«Freedom is the oxygen of us all. A society can only breathe if it is free»
The Dr. Agostinho Neto Foundation has in actual fact played a fundamental role in the dissemination of the work of Agostinho Neto abroad with the translation of his books into several languages. What interest has been shown abroad for the life and work of Neto?
The interest and knowledge in and about the life and work of Agostinho Neto abroad has at times been cause for shame. Let me explain myself: at times people know more about Agostinho Neto abroad than they do in our country. There are many academies studying Agostinho Neto, Angola and its history, conducting research and producing studies. A country such as Angola arouses interest and this leads to researching its history and iconic figures. On the other hand there are more educated people abroad than in this country. We still have the struggle of illiteracy to overcome, schooling to consolidate and educational reforms to conclude. All these changes take time. And so it is important for us not to lose sight of the importance of foreign contributions in the promotion and knowledge of the life and work of Agostinho Neto. Let us not forget that every time we talk about Agostinho Neto the Angolan flag is being raised, at home or abroad.
In addition to being chair of the Dr. António Agostinho Neto Foundation, you are a member of parliament. Did you inherit your taste for politics from your father?
I might have.
Did you talk politics at home?
It was impossible not to talk politics at home when our entire life revolved around politics. We lived in, from and for politics. The countries in which we found ourselves, for longer or shorter periods of time, were according to political support for the MPLA. When I was born, in July, I entered the world in Lisbon and in September I was already on my way to Cape Verde where my father had been deported, on the island of Santo Antão. In October of the same year, they sent us back to Lisbon, with a detention order for my father, who was confined to Aljube prison. Ten months later, we escaped by boat, bound for Morocco. And so it went on. It was a whistle-stop tour of departures and arrivals, without time to lay down many roots. We were political refugees, exiles, freedom fighters, always people in a foreign land, with Angola in our hearts.

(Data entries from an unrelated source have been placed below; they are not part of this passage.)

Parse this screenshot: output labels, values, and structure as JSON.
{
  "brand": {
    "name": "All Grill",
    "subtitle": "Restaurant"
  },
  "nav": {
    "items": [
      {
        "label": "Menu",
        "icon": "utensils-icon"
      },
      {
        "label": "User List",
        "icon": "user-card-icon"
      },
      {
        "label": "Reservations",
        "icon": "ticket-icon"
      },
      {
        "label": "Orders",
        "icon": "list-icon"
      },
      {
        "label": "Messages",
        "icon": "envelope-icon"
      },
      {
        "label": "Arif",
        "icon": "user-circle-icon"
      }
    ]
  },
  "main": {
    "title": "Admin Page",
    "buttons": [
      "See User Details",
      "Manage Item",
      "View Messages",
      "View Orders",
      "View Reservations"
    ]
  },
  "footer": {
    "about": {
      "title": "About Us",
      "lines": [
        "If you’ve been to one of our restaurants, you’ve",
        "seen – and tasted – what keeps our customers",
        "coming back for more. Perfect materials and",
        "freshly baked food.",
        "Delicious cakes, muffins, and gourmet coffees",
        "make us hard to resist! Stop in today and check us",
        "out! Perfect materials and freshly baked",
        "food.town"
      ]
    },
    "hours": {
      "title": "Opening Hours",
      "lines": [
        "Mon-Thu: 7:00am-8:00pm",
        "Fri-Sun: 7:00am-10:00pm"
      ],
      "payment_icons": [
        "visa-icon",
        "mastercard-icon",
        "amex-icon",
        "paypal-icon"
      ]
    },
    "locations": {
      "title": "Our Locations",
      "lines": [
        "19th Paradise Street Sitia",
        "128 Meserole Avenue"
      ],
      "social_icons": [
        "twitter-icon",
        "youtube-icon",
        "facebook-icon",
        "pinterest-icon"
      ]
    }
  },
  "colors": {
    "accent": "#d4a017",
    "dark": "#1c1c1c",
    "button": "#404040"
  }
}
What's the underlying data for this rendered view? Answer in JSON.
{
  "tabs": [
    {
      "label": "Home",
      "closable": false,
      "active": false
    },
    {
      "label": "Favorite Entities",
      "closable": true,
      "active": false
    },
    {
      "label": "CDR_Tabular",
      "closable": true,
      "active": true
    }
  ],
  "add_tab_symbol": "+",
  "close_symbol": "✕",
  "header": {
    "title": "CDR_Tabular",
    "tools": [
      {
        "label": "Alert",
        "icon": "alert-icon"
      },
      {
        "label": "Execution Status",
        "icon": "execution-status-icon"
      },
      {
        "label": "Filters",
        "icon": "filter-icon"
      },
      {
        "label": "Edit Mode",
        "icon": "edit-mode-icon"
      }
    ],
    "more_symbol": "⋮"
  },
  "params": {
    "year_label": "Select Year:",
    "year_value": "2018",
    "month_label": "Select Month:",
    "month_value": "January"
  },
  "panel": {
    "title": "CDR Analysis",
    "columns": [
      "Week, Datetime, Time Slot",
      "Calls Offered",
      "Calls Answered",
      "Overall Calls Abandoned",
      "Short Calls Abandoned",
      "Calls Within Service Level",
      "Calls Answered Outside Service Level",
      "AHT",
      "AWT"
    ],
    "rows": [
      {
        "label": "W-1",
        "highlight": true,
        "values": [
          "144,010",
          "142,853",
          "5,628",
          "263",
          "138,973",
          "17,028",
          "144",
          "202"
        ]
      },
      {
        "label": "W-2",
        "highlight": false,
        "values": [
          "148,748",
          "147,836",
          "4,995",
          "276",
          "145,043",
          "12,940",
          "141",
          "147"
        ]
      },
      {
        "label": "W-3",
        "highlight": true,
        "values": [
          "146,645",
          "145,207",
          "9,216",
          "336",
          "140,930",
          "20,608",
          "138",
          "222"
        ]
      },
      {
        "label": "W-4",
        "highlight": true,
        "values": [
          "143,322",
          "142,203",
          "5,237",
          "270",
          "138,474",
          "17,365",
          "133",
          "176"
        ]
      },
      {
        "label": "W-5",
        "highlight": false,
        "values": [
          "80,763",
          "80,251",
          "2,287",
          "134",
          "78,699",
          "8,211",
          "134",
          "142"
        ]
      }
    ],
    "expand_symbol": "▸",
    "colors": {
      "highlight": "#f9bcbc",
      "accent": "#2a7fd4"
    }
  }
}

My mother and the children, we always accompanied my father, until we had to settle because of our education, which was in part by tele-education, that is to say, like distance learning (there was no Internet at that time). This meant that we travelled with him to many countries in which MPLA militants were located, in Africa and in Europe. Even as children we had to deal with the fact that we were different from our classmates. We were aware that we were in places that were not home, that we were speaking languages that were not ours, studying histories that weren't ours. We learned to listen, to keep quiet, to be attentive but also to intervene for our rights. The innocence of childhood was already tempered with recommendations to protect us. There were many burdens to bear: the political and economic condition of the colonised and refugees, the colour of our skin, the fact there we were the children of one of the revolutionary leaders most wanted by the secret services and the target of leadership disputes within the MPLA, the contradictions and racial nuances caused by the fact of having a white mother in Africa and black father in Europe, not forgetting the lack of support of the extended family members that weren't with us.
The conversations between my father and other MPLA militants, at home, almost always, at the meetings we attended on Sundays when he was present at militant bases, marked our childhood. We were together for longer in the Congos. When the war of independence gained new momentum with the opening of the Eastern Front, we moved to the Indian Ocean, to Tanzania and then my father was absent more often. The greatest interest in political events took place after April 25, 1974, the time of our adolescence.